__YOUR TASK__
Scan the entries below. Return every line that includes "frameworks".

__EXCERPTED DATA__
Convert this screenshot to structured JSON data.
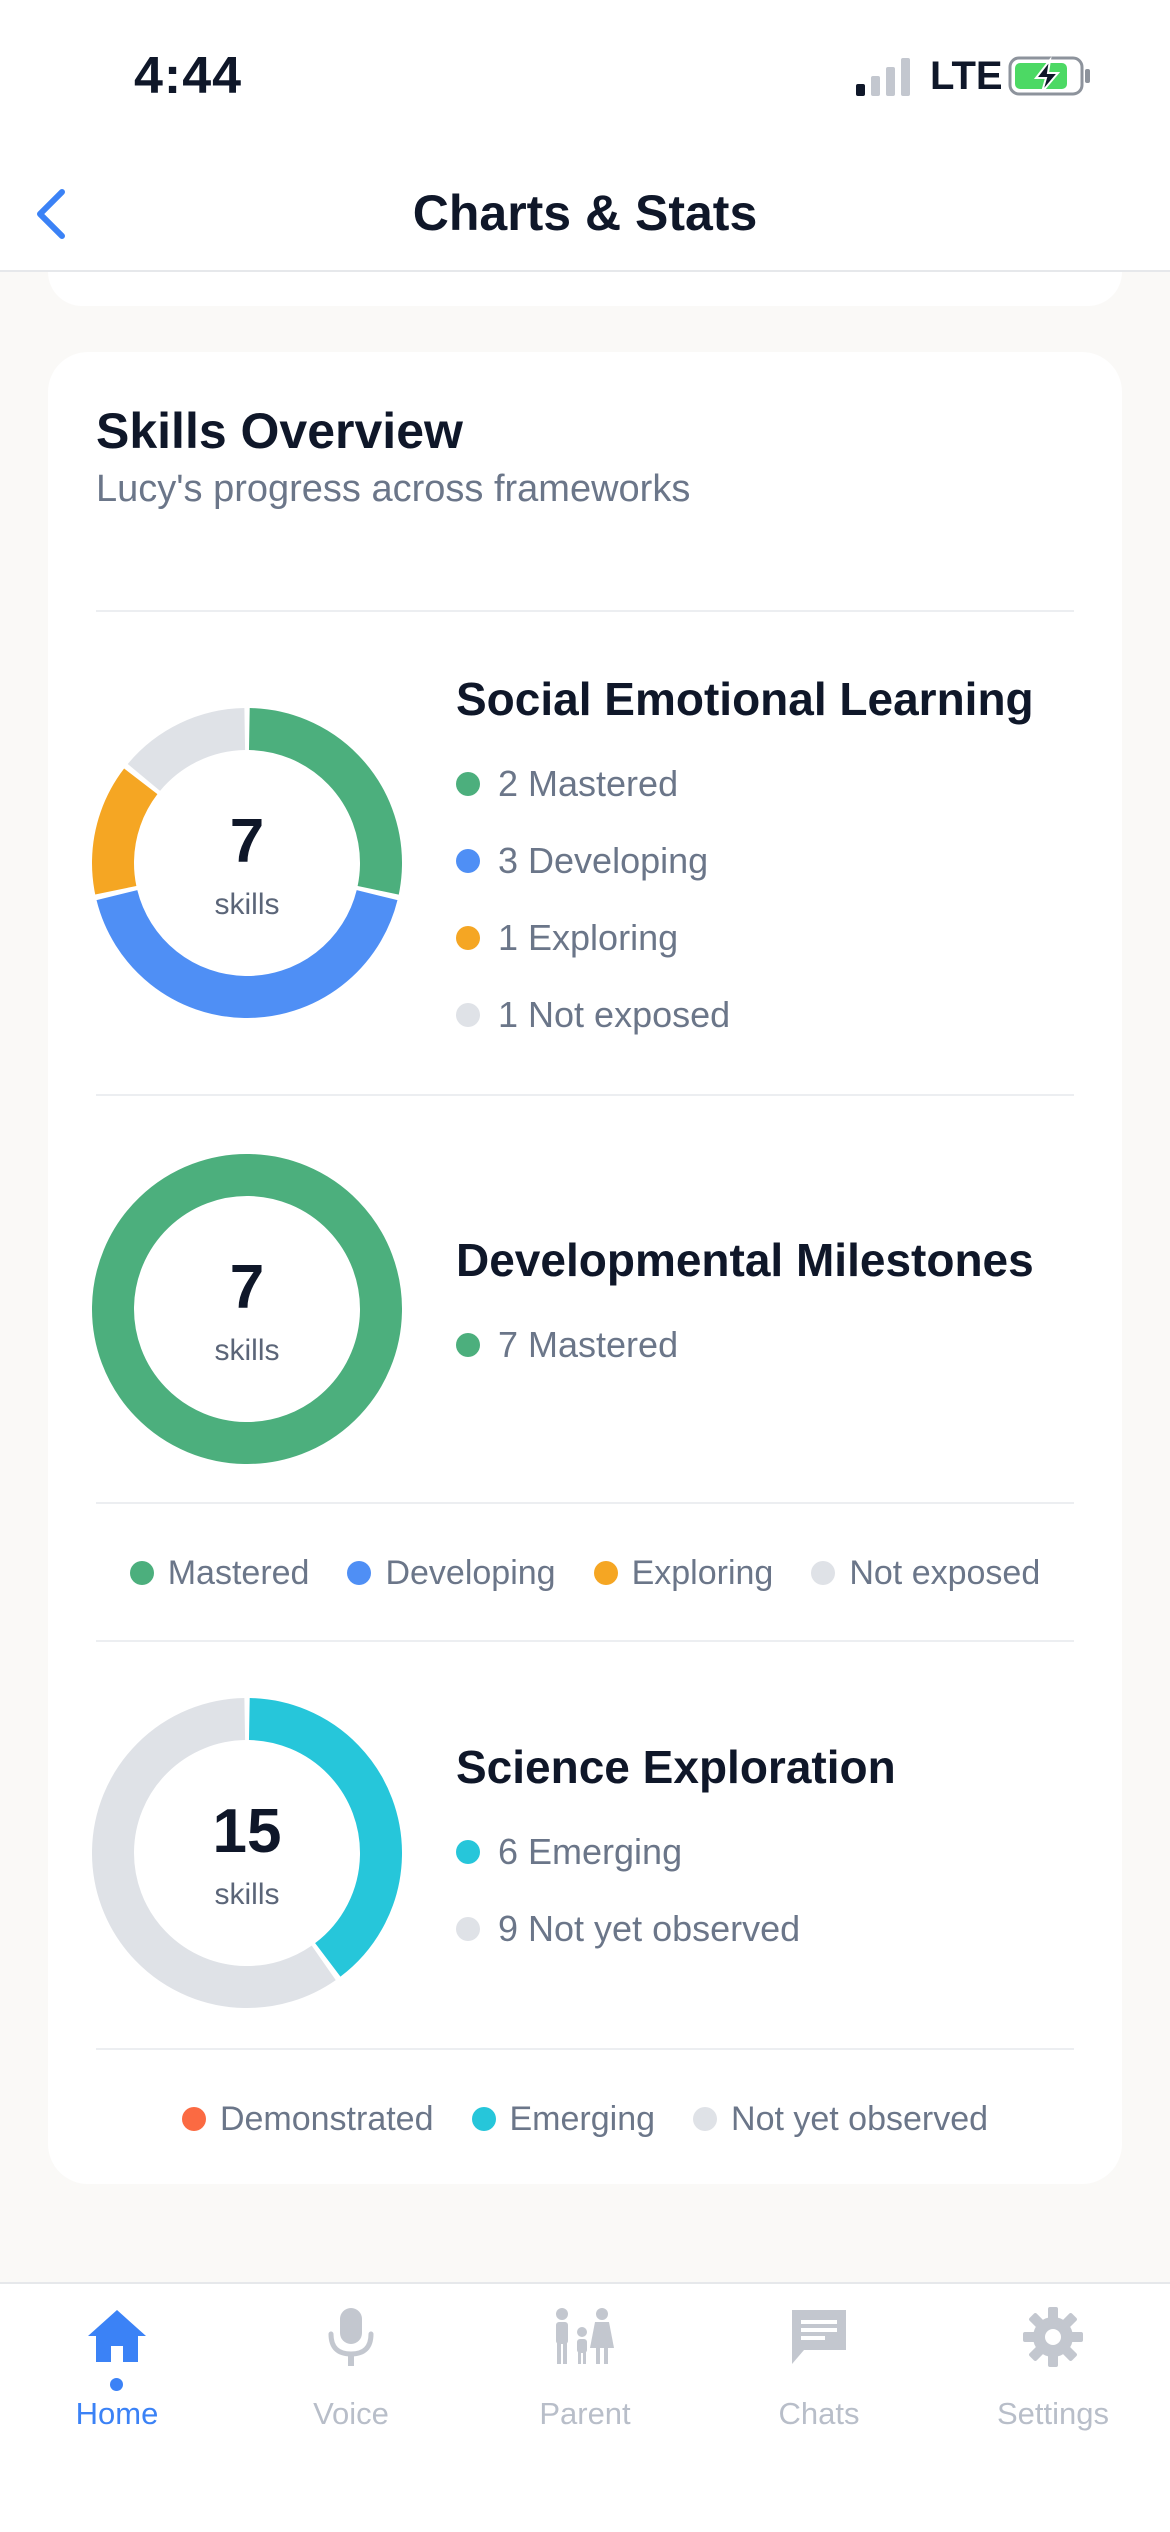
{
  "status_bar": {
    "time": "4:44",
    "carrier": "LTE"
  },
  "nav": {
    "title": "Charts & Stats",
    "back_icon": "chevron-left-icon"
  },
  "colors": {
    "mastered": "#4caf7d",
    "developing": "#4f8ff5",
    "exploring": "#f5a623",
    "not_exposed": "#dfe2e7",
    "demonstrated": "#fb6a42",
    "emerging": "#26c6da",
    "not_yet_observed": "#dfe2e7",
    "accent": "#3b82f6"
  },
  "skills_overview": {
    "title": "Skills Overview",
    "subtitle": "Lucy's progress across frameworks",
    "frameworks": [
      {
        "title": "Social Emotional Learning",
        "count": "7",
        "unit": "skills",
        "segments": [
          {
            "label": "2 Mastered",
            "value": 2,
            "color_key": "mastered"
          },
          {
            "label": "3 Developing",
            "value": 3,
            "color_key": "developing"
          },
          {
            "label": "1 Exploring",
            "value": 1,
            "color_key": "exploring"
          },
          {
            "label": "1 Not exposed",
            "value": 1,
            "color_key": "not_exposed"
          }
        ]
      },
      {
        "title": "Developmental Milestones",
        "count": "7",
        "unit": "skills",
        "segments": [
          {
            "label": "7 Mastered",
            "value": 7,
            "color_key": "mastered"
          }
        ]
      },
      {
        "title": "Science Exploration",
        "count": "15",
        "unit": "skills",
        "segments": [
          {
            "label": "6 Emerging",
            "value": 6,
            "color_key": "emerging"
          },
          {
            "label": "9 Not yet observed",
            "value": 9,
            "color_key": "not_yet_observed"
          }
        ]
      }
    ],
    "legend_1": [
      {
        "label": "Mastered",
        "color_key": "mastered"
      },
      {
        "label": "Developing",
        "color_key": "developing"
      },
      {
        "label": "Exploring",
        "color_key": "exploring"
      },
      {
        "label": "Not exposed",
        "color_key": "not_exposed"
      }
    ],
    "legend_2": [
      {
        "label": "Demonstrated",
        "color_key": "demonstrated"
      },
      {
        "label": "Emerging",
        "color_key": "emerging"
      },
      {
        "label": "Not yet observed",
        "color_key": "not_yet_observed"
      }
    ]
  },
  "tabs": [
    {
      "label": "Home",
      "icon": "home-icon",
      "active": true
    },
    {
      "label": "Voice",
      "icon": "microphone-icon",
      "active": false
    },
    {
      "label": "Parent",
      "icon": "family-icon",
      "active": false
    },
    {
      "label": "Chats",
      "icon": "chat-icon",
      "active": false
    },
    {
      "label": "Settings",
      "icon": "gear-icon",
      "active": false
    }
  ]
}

__ANSWER TO THIS EXERCISE__
    "subtitle": "Lucy's progress across frameworks",
    "frameworks": [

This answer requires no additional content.